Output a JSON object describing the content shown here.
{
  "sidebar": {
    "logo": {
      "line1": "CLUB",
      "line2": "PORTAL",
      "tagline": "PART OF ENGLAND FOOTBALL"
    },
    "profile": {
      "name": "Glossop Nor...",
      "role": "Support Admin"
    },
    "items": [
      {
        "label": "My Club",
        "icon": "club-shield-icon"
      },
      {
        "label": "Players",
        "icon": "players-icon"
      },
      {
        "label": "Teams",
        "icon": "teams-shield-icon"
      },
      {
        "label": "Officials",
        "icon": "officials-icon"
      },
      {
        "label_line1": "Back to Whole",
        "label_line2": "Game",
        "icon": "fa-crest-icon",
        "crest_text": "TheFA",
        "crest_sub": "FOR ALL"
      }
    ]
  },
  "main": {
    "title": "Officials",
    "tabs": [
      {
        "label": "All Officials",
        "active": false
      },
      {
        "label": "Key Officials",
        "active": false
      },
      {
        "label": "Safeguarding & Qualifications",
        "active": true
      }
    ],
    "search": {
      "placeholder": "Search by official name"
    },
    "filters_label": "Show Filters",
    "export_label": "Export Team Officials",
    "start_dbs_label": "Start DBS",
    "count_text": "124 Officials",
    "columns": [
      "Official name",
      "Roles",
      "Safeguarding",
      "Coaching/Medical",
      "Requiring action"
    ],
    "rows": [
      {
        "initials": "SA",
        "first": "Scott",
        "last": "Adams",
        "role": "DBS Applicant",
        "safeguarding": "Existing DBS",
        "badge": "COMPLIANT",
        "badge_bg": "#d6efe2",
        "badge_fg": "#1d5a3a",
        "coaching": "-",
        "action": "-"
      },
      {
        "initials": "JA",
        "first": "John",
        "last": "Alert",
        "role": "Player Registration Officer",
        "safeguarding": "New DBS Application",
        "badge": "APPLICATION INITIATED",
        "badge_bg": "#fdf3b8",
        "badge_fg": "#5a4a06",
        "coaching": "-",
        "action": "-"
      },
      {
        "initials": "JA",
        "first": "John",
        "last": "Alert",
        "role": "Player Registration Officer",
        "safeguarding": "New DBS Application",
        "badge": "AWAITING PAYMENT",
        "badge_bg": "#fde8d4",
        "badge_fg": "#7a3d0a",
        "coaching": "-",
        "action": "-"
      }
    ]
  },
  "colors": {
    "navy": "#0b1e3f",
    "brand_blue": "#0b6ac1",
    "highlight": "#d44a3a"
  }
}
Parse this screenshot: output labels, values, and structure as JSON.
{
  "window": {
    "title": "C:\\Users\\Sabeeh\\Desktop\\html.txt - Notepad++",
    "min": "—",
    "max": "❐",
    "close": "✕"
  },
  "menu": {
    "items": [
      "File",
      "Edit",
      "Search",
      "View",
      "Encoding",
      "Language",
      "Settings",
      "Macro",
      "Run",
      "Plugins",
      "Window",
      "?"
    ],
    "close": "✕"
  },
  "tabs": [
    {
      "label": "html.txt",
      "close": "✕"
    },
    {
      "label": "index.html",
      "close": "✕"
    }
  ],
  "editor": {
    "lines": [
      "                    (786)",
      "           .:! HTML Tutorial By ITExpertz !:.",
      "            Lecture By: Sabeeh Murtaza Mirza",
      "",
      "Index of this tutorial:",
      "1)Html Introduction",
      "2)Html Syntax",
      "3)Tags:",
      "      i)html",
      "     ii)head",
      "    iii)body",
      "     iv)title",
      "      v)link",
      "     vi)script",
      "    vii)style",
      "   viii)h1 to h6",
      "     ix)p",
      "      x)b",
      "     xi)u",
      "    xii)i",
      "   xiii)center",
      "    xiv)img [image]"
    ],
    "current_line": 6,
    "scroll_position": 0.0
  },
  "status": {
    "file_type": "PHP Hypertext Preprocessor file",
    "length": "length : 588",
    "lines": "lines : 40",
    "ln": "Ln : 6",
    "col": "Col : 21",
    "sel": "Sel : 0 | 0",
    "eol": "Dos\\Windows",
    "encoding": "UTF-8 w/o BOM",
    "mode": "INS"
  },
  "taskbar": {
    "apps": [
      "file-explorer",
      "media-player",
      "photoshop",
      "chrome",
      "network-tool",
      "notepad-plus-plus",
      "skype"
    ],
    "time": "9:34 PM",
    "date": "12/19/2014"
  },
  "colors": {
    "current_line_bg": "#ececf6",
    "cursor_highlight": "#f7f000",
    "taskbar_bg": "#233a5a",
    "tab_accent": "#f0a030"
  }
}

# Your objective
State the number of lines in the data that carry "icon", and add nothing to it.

# Answer box
5